That focus on allowing institutions to do their job - and pushing for them to do it better - has characterized Rousseff’s reaction so far to Santa Maria.
In the hours after the fire, several ministers urged Rousseff to champion a new federal law that would set more stringent safety standards for nightclubs nationwide, the presidential aide told Reuters on condition of anonymity.
However, Rousseff replied that existing laws and regulations were sufficient to prevent such tragedies. The problem lies with uneven enforcement that can result from insufficient financial resources, corruption, or a lack of political will, she said.

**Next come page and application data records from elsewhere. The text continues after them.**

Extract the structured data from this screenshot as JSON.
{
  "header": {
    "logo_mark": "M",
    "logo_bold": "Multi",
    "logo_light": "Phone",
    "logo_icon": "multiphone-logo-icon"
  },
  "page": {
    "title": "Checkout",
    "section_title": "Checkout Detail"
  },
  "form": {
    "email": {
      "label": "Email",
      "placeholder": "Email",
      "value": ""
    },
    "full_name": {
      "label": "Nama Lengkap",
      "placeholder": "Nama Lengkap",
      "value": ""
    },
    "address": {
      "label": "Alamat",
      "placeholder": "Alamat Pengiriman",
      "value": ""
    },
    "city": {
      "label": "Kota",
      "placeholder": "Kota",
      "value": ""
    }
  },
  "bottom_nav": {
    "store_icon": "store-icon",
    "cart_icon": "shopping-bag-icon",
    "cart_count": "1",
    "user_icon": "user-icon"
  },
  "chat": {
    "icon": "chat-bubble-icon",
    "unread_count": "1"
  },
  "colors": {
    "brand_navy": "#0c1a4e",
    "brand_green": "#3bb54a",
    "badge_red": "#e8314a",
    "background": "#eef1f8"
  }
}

“She could have taken a more demagogic approach, and tried to portray this as a problem the federal government could solve with a single law,” the aide said. “But she knew it was more complicated, and anyway, that’s not her way of doing things.”
Instead, on Monday, barely 24 hours after receiving word of the fire, Rousseff pushed mayors at a meeting in Brasilia to more rigorously enforce safety codes at entertainment venues throughout the country. Many responded, launching a wave of raids and closures in cities nationwide.
Since then, Rousseff has worked to ensure that medical equipment is available for the more than 140 people who were injured in the fire, as well as those who could still get sick from delayed onset of pneumonia from the fumes.
She will also continue to press for cities to dedicate more resources to safety, and devote federal resources where appropriate, the aide said.
Even Rousseff’s opponent in the 2010 presidential race agrees that it should fall to cities to better enforce existing legislation, not the federal government.
“I was scared to death of something similar happening when I was mayor,” Jose Serra, who was mayor of Sao Paulo, Brazil’s biggest city, from 2004 to 2006, told Reuters.
Calmon, the judge, says Rousseff’s approach risks making her a “hostage” to politicians whose actions are beyond her control. But, as with other parts of her transparency drive, the “only lasting response” must lie with institutions, she said, adding that public prosecutors could help by more rigorously pursuing violators of safety codes.
Andre Cesar, a political consultant with Prospectiva consultancy in Brasilia, said Rousseff’s quick response would likely spare her the popular anger being directed at other politicians, such as Santa Maria’s mayor.
“She will either maintain her high approval rating or have a marginal gain,” he said. “She will not lose.”
Additional reporting by Anthony Boadle in Brasilia and Ana Flor in Santa Maria; Editing by Todd Benson, Kieran Murray and Brian Winter